Elmendorf laid out three choices policymakers must “confront” regarding sustainable budget policies, noting that the only way for the government to rein in its deficits “would be for the United States to deviate from the policies of the past 40 years” by either raising federal revenues “significantly above” their average share of GDP, making “major changes” to entitlement benefits or “substantially reduc[ing]” the role of the rest of the federal government “relative to the size of the economy.”
There was a cordial air and an expressed desire by lawmakers in the committee room to find solutions to their now multi-trillion dollar problem, while outside the committee room, Republicans attacked Obama’s jobs package.
Obama’s proposal includes significant payroll tax cuts to both employees and employers, $50 billion in education spending, with $30 billion block-granted to states for “teacher stabilization,” $50 billion in transportation projects and a national infrastructure bank. The president has challenged Congress multiple times, beginning with a speech to a joint session of Congress last week, to pass the measure immediately.
But Republicans do not see the value in some of his offerings and aren’t rushing to approve them, especially if many of the pay-for details will be left to lawmakers not bound to present a plan until Thanksgiving.
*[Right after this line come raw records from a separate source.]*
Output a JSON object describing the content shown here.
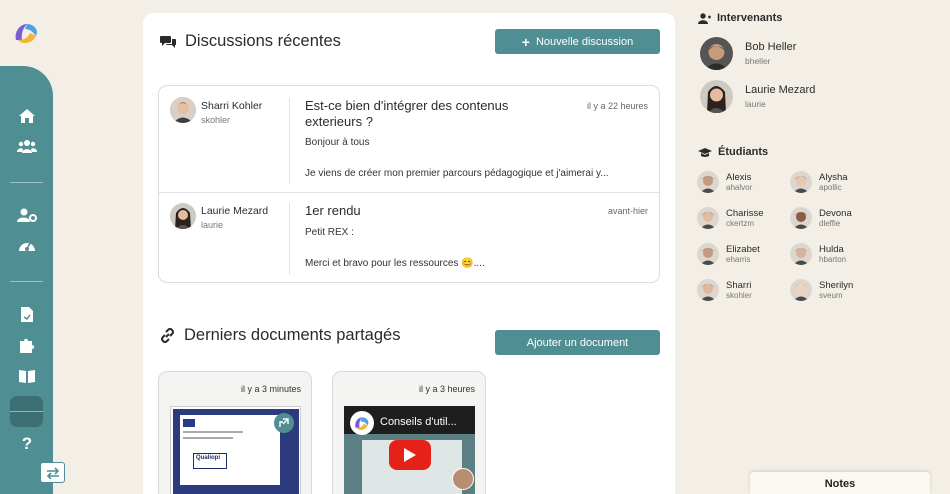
{
  "colors": {
    "accent": "#4f8e92",
    "background": "#f3efe6"
  },
  "sidebar": {
    "items": [
      {
        "icon": "home-icon"
      },
      {
        "icon": "users-icon"
      },
      {
        "icon": "user-settings-icon"
      },
      {
        "icon": "dashboard-icon"
      },
      {
        "icon": "document-icon"
      },
      {
        "icon": "puzzle-icon",
        "active": true
      },
      {
        "icon": "book-icon"
      },
      {
        "icon": "help-icon"
      }
    ],
    "swap_icon": "swap-icon"
  },
  "discussions": {
    "title": "Discussions récentes",
    "new_button": "Nouvelle discussion",
    "items": [
      {
        "author": "Sharri Kohler",
        "handle": "skohler",
        "title": "Est-ce bien d'intégrer des contenus exterieurs ?",
        "time": "il y a 22 heures",
        "line1": "Bonjour à tous",
        "line2": "Je viens de créer mon premier parcours pédagogique et j'aimerai y..."
      },
      {
        "author": "Laurie Mezard",
        "handle": "laurie",
        "title": "1er rendu",
        "time": "avant-hier",
        "line1": "Petit REX :",
        "line2": "Merci et bravo pour les ressources 😊...."
      }
    ]
  },
  "documents": {
    "title": "Derniers documents partagés",
    "add_button": "Ajouter un document",
    "items": [
      {
        "time": "il y a 3 minutes",
        "logo_text": "Qualiopi"
      },
      {
        "time": "il y a 3 heures",
        "video_title": "Conseils d'util..."
      }
    ]
  },
  "intervenants": {
    "title": "Intervenants",
    "people": [
      {
        "name": "Bob Heller",
        "handle": "bheller"
      },
      {
        "name": "Laurie Mezard",
        "handle": "laurie"
      }
    ]
  },
  "etudiants": {
    "title": "Étudiants",
    "people": [
      {
        "name": "Alexis",
        "handle": "ahalvor"
      },
      {
        "name": "Alysha",
        "handle": "apollic"
      },
      {
        "name": "Charisse",
        "handle": "ckertzm"
      },
      {
        "name": "Devona",
        "handle": "dleffie"
      },
      {
        "name": "Elizabet",
        "handle": "eharris"
      },
      {
        "name": "Hulda",
        "handle": "hbarton"
      },
      {
        "name": "Sharri",
        "handle": "skohler"
      },
      {
        "name": "Sherilyn",
        "handle": "sveum"
      }
    ]
  },
  "notes": {
    "label": "Notes"
  }
}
“The president can call this bill whatever he wants. But in reality, all he’s really doing is just proposing a hodgepodge of retread ideas aimed at convincing people that a temporary fix is really permanent and that it will create permanent jobs. And then daring Republicans to vote against it,” Senate Minority Leader Mitch McConnell (R-Ky.) said on the floor Tuesday. “If the president is truly interested in growing the economy and putting Americans back to work, then he’ll leave the temporary proposals and the half-measures — and the tax hikes — aside.”